**WHAT IS REQUIRED**
In full and without alteration, print the entries.

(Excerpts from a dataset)
__________

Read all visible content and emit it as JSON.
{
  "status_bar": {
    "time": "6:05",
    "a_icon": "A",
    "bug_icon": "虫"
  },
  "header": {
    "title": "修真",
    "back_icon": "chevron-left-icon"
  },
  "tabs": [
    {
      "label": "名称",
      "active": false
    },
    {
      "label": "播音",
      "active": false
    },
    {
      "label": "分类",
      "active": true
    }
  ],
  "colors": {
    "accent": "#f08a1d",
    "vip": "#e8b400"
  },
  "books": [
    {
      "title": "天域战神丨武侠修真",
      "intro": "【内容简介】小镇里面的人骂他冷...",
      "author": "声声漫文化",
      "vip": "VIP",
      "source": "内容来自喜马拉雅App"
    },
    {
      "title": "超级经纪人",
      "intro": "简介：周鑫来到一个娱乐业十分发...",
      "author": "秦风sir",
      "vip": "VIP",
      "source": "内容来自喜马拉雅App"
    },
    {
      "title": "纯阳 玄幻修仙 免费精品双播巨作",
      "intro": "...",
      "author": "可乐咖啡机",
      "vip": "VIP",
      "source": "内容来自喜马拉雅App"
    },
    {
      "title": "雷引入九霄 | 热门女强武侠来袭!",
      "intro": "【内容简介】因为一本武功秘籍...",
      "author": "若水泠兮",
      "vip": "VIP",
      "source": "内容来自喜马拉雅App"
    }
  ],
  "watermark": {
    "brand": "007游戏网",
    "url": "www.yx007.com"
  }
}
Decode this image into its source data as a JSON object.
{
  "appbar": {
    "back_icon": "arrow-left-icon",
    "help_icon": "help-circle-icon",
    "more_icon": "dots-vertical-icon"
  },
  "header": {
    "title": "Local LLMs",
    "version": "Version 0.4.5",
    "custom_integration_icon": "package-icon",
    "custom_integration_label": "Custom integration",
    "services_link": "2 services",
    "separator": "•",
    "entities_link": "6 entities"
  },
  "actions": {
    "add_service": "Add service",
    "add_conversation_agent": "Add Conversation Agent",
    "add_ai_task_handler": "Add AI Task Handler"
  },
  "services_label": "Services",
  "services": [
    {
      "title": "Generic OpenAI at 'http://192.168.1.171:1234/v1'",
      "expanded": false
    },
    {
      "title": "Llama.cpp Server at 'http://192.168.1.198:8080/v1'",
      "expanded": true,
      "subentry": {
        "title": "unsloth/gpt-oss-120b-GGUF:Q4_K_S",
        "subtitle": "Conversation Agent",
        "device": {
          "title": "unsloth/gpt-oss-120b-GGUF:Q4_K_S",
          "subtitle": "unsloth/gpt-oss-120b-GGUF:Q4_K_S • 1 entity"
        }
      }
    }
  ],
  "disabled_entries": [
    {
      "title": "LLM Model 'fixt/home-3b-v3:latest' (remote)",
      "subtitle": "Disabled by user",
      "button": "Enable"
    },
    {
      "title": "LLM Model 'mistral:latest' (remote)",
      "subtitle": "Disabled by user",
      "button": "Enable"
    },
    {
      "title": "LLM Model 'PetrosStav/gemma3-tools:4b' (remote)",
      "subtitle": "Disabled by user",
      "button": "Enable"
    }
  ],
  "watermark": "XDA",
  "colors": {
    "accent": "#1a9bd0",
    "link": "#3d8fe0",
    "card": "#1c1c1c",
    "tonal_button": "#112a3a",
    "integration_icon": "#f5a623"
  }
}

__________

**TASK SOLUTION**
Read all visible content and emit it as JSON.
{
  "status_bar": {
    "time": "6:05",
    "a_icon": "A",
    "bug_icon": "虫"
  },
  "header": {
    "title": "修真",
    "back_icon": "chevron-left-icon"
  },
  "tabs": [
    {
      "label": "名称",
      "active": false
    },
    {
      "label": "播音",
      "active": false
    },
    {
      "label": "分类",
      "active": true
    }
  ],
  "colors": {
    "accent": "#f08a1d",
    "vip": "#e8b400"
  },
  "books": [
    {
      "title": "天域战神丨武侠修真",
      "intro": "【内容简介】小镇里面的人骂他冷...",
      "author": "声声漫文化",
      "vip": "VIP",
      "source": "内容来自喜马拉雅App"
    },
    {
      "title": "超级经纪人",
      "intro": "简介：周鑫来到一个娱乐业十分发...",
      "author": "秦风sir",
      "vip": "VIP",
      "source": "内容来自喜马拉雅App"
    },
    {
      "title": "纯阳 玄幻修仙 免费精品双播巨作",
      "intro": "...",
      "author": "可乐咖啡机",
      "vip": "VIP",
      "source": "内容来自喜马拉雅App"
    },
    {
      "title": "雷引入九霄 | 热门女强武侠来袭!",
      "intro": "【内容简介】因为一本武功秘籍...",
      "author": "若水泠兮",
      "vip": "VIP",
      "source": "内容来自喜马拉雅App"
    }
  ],
  "watermark": {
    "brand": "007游戏网",
    "url": "www.yx007.com"
  }
}
Decode this image into its source data as a JSON object.
{
  "appbar": {
    "back_icon": "arrow-left-icon",
    "help_icon": "help-circle-icon",
    "more_icon": "dots-vertical-icon"
  },
  "header": {
    "title": "Local LLMs",
    "version": "Version 0.4.5",
    "custom_integration_icon": "package-icon",
    "custom_integration_label": "Custom integration",
    "services_link": "2 services",
    "separator": "•",
    "entities_link": "6 entities"
  },
  "actions": {
    "add_service": "Add service",
    "add_conversation_agent": "Add Conversation Agent",
    "add_ai_task_handler": "Add AI Task Handler"
  },
  "services_label": "Services",
  "services": [
    {
      "title": "Generic OpenAI at 'http://192.168.1.171:1234/v1'",
      "expanded": false
    },
    {
      "title": "Llama.cpp Server at 'http://192.168.1.198:8080/v1'",
      "expanded": true,
      "subentry": {
        "title": "unsloth/gpt-oss-120b-GGUF:Q4_K_S",
        "subtitle": "Conversation Agent",
        "device": {
          "title": "unsloth/gpt-oss-120b-GGUF:Q4_K_S",
          "subtitle": "unsloth/gpt-oss-120b-GGUF:Q4_K_S • 1 entity"
        }
      }
    }
  ],
  "disabled_entries": [
    {
      "title": "LLM Model 'fixt/home-3b-v3:latest' (remote)",
      "subtitle": "Disabled by user",
      "button": "Enable"
    },
    {
      "title": "LLM Model 'mistral:latest' (remote)",
      "subtitle": "Disabled by user",
      "button": "Enable"
    },
    {
      "title": "LLM Model 'PetrosStav/gemma3-tools:4b' (remote)",
      "subtitle": "Disabled by user",
      "button": "Enable"
    }
  ],
  "watermark": "XDA",
  "colors": {
    "accent": "#1a9bd0",
    "link": "#3d8fe0",
    "card": "#1c1c1c",
    "tonal_button": "#112a3a",
    "integration_icon": "#f5a623"
  }
}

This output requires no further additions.